Well the electric vehicle price slashing is in full swing. The year opened with Nissan introducing a stripped down Leaf which comes in at $21300 after the $7500 federal tax credit and before license and destination charge. But it’s fair to say that one can easily pick up an EV for under 25K right now with a range of 75 miles.
For its part Chevy just announced that its 2014 model Volt will be $5,000 cheaper, coming in at $27,495 after the federal tax credit. Folks in some state like California can pick up additional state rebates of about $1500.
So what’s driving the price cuts? Slow sales are likely the biggest factor here although I suspect the production lines are gaining in efficiency and now that there’s reasonable volume, the automakers are getting discounts on key components like batteries.
Are the price cuts good news? Sort of. I never actually thought that EVs could sell at a price over $30,000 and really believe they’ll need to be under $25,000 to be sustainable from year to grow. To really hockey stick revenue, they’ll need to be under $25,000 with ranges over 200 miles, which is not possible right now.

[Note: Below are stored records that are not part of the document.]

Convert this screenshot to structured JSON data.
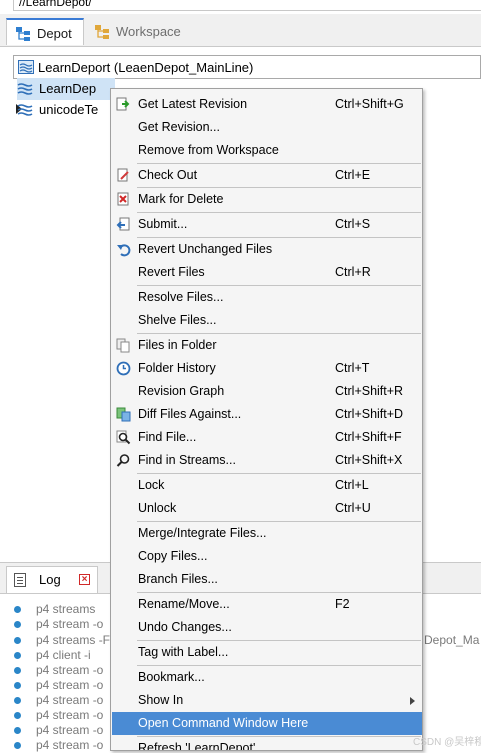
{
  "path_value": "//LearnDepot/",
  "tabs": {
    "depot": "Depot",
    "workspace": "Workspace"
  },
  "depot_selector": "LearnDeport (LeaenDepot_MainLine)",
  "tree": {
    "row1": "LearnDep",
    "row2": "unicodeTe"
  },
  "log": {
    "tab_label": "Log",
    "lines": [
      "p4 streams",
      "p4 stream -o",
      "p4 streams -F",
      "p4 client -i",
      "p4 stream -o",
      "p4 stream -o",
      "p4 stream -o",
      "p4 stream -o",
      "p4 stream -o",
      "p4 stream -o"
    ],
    "tail_text": "Depot_Ma"
  },
  "menu": {
    "get_latest": "Get Latest Revision",
    "get_latest_sc": "Ctrl+Shift+G",
    "get_revision": "Get Revision...",
    "remove_ws": "Remove from Workspace",
    "check_out": "Check Out",
    "check_out_sc": "Ctrl+E",
    "mark_delete": "Mark for Delete",
    "submit": "Submit...",
    "submit_sc": "Ctrl+S",
    "revert_unchanged": "Revert Unchanged Files",
    "revert_files": "Revert Files",
    "revert_files_sc": "Ctrl+R",
    "resolve": "Resolve Files...",
    "shelve": "Shelve Files...",
    "files_in_folder": "Files in Folder",
    "folder_history": "Folder History",
    "folder_history_sc": "Ctrl+T",
    "revision_graph": "Revision Graph",
    "revision_graph_sc": "Ctrl+Shift+R",
    "diff_against": "Diff Files Against...",
    "diff_against_sc": "Ctrl+Shift+D",
    "find_file": "Find File...",
    "find_file_sc": "Ctrl+Shift+F",
    "find_streams": "Find in Streams...",
    "find_streams_sc": "Ctrl+Shift+X",
    "lock": "Lock",
    "lock_sc": "Ctrl+L",
    "unlock": "Unlock",
    "unlock_sc": "Ctrl+U",
    "merge": "Merge/Integrate Files...",
    "copy": "Copy Files...",
    "branch": "Branch Files...",
    "rename": "Rename/Move...",
    "rename_sc": "F2",
    "undo": "Undo Changes...",
    "tag": "Tag with Label...",
    "bookmark": "Bookmark...",
    "show_in": "Show In",
    "open_cmd": "Open Command Window Here",
    "refresh": "Refresh 'LearnDepot'"
  },
  "watermark": "CSDN @吴梓穆",
  "colors": {
    "highlight": "#4a8bd4",
    "selection": "#cfe3f6",
    "log_dot": "#2a86c8"
  }
}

The kicker with the Leaf’s rock bottom pricing is that assuming one drives 15,000 miles a year, the driver would save around $1800 on gas per year by switching to an EV. Over 5 years, that’s $9,000. So if you’re paying around $22K for the Leaf and saving $9,000 versus a gasoline powered car, is it fair to think of the actual cost of the Leaf as $14,000?